Information provided:
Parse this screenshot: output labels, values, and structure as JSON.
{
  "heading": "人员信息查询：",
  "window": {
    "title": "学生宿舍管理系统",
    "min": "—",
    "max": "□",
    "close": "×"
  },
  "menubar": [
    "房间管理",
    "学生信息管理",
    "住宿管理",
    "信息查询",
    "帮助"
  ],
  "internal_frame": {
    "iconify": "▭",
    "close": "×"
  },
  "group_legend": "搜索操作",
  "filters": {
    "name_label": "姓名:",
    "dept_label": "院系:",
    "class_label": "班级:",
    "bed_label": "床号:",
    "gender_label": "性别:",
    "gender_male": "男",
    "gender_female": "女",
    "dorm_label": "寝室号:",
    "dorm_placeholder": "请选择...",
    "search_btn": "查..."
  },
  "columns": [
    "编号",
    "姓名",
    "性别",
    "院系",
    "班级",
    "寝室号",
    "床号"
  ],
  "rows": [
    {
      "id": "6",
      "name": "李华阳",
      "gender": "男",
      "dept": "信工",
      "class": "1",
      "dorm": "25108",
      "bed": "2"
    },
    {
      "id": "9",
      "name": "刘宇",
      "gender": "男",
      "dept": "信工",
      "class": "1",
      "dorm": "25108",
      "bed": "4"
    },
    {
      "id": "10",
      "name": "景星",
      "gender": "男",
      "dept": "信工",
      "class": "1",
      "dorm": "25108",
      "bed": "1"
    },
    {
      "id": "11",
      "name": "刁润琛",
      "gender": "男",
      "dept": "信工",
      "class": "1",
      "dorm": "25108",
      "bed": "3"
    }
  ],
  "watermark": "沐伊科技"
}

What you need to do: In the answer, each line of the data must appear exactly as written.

Written answer:
Parse this screenshot: output labels, values, and structure as JSON.
{
  "heading": "人员信息查询：",
  "window": {
    "title": "学生宿舍管理系统",
    "min": "—",
    "max": "□",
    "close": "×"
  },
  "menubar": [
    "房间管理",
    "学生信息管理",
    "住宿管理",
    "信息查询",
    "帮助"
  ],
  "internal_frame": {
    "iconify": "▭",
    "close": "×"
  },
  "group_legend": "搜索操作",
  "filters": {
    "name_label": "姓名:",
    "dept_label": "院系:",
    "class_label": "班级:",
    "bed_label": "床号:",
    "gender_label": "性别:",
    "gender_male": "男",
    "gender_female": "女",
    "dorm_label": "寝室号:",
    "dorm_placeholder": "请选择...",
    "search_btn": "查..."
  },
  "columns": [
    "编号",
    "姓名",
    "性别",
    "院系",
    "班级",
    "寝室号",
    "床号"
  ],
  "rows": [
    {
      "id": "6",
      "name": "李华阳",
      "gender": "男",
      "dept": "信工",
      "class": "1",
      "dorm": "25108",
      "bed": "2"
    },
    {
      "id": "9",
      "name": "刘宇",
      "gender": "男",
      "dept": "信工",
      "class": "1",
      "dorm": "25108",
      "bed": "4"
    },
    {
      "id": "10",
      "name": "景星",
      "gender": "男",
      "dept": "信工",
      "class": "1",
      "dorm": "25108",
      "bed": "1"
    },
    {
      "id": "11",
      "name": "刁润琛",
      "gender": "男",
      "dept": "信工",
      "class": "1",
      "dorm": "25108",
      "bed": "3"
    }
  ],
  "watermark": "沐伊科技"
}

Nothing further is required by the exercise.